“I think when Rubio said that it actually backfired on him because people actually started delving into what actually happened and you know there’s been a groundswell of support for Cruz especially among conservative leaders. You’ve got Rush Limbaugh, Mark Levin, Sean Hannity all coming up and actually pointing out what really did happen so I think it really turned out being a huge bonus for him,” said Josh Wheeler of Monte Carlo, Alabama.
Wheeler has seen Cruz several times in person. Perhaps showing one of the ultimate forms of support, he was wearing the Cruz “Ugly Holiday Christmas Sweater” that the campaign has been selling on its site. Wheeler said the issues that matter most to him are national security and getting the federal budget under control.
Becky Todzia of Rainbow City, Alabama, has been a long-time Cruz supporter, going to his bus tour in the summer and donating to his campaign. She said as the months have ticked by, she’s slowly watched her friends and family gravitate toward Cruz.
“It took a while for the polls to start catching up but I didn’t get nervous, wasn’t worried about Trump to be honest,” she said. “We knew waiting for his solid debate performances would be what really brought people to him.”
For Todzia, her number one issue is amnesty. She doesn’t believe Cruz has changed his stance on legalizing undocumented immigrants, but believes the questions on his immigration record will follow Cruz throughout his campaign.
“You know it will come back up in the debates again. You know every time he’s starting to be higher in the polls, people will ask him about it and it will get clarified, it will come out but to say that Cruz is for amnesty is ridiculous,” Todzia said. “My candidate’s not perfect. Nobody’s perfect.”
Todzia, who previously volunteered for Michelle Bachmann in the 2012 presidential election, believes Cruz can eventually overtake Donald Trump’s lead.
“People say they’re for Trump. What are they for Trump for? They’re for Trump because they want a fighter, right? They want somebody who’s going to stand up for us,” Todzia said. “But here you have someone like Cruz who to me is more eloquent, more articulate, can get that point across and understands that you can’t alienate maybe certain groups but there’s a way that maybe you can convey your point of view and your values and your principles that will make people know where you’re coming from.”
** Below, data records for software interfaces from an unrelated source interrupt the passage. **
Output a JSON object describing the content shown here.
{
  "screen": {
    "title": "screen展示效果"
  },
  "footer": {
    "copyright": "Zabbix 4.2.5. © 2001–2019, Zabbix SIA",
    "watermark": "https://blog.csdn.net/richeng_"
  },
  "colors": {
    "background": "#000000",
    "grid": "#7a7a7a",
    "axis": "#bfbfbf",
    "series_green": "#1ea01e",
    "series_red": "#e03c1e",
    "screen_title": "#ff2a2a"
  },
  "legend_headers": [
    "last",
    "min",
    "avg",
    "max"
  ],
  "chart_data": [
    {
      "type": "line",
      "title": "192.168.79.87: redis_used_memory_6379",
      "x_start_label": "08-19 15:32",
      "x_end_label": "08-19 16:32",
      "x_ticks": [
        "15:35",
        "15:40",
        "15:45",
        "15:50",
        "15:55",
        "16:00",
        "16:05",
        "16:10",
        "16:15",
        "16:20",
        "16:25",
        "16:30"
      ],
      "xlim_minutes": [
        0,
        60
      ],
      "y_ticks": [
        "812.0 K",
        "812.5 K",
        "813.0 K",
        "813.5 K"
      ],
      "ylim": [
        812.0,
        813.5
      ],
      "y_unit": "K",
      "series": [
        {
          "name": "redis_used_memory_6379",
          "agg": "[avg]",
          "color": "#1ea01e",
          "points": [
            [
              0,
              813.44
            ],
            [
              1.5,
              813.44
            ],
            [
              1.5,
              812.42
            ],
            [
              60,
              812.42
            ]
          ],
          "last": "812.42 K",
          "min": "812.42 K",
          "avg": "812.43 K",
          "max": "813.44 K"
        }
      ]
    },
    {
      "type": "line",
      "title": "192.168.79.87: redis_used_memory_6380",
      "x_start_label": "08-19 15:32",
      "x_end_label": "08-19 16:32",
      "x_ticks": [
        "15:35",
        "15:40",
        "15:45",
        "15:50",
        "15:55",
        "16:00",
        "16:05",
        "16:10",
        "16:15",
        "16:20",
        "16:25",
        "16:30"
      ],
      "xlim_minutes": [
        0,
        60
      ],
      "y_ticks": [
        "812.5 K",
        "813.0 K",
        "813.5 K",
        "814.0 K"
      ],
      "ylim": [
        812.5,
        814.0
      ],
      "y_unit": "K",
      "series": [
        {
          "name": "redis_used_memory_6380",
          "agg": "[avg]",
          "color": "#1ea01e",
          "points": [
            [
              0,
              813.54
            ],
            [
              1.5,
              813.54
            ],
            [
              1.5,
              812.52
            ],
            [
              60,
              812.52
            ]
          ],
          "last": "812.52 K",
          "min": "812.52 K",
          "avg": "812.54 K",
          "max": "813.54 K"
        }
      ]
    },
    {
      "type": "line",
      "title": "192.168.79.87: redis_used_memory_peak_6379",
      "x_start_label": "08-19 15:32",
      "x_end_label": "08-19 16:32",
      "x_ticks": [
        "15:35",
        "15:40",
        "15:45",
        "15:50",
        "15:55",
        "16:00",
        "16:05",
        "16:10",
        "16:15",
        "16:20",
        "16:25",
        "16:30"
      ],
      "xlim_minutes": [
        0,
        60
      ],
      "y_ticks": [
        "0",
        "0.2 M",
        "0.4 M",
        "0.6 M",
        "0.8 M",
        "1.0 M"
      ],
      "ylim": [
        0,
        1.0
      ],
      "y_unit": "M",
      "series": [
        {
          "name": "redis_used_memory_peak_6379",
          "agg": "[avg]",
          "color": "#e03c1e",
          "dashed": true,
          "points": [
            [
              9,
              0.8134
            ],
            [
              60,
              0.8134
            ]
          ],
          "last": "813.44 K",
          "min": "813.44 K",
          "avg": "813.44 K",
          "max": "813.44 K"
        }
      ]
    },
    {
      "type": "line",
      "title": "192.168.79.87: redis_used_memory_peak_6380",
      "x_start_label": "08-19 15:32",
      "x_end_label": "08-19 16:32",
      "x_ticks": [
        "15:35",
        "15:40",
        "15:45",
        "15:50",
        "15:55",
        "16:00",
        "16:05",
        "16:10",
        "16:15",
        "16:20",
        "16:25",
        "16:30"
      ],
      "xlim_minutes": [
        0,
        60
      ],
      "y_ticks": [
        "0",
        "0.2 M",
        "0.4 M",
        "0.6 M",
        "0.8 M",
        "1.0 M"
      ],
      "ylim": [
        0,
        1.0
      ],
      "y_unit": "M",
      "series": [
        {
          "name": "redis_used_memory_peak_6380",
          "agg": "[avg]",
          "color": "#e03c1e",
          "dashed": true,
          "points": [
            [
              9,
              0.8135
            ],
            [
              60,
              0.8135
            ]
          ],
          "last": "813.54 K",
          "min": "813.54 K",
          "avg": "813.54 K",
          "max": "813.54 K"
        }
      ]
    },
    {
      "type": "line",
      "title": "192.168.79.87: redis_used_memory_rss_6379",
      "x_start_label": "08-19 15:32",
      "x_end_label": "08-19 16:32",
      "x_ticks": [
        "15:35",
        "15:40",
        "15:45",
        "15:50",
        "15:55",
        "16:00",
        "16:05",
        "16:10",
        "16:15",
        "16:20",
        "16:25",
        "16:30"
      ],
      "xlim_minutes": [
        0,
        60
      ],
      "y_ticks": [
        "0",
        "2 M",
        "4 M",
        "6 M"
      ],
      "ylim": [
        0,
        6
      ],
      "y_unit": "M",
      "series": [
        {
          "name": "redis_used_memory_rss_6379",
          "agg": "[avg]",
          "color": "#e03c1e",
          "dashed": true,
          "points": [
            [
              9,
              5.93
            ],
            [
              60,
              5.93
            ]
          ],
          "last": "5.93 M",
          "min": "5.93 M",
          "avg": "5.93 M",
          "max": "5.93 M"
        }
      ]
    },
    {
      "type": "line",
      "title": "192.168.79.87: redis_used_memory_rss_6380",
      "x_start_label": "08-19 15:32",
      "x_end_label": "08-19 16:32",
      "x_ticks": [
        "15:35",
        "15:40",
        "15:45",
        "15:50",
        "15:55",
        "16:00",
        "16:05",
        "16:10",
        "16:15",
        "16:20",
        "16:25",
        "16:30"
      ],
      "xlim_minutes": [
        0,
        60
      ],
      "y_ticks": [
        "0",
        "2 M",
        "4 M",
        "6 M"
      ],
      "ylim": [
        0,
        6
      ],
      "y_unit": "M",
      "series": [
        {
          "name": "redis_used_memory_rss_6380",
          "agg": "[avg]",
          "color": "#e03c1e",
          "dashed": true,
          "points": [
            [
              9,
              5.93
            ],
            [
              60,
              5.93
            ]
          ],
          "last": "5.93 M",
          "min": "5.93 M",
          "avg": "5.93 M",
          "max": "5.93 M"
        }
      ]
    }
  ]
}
Cruz is leaving the chartered plane behind and getting on a bus for a 36 county tour of Iowa during the first week of January.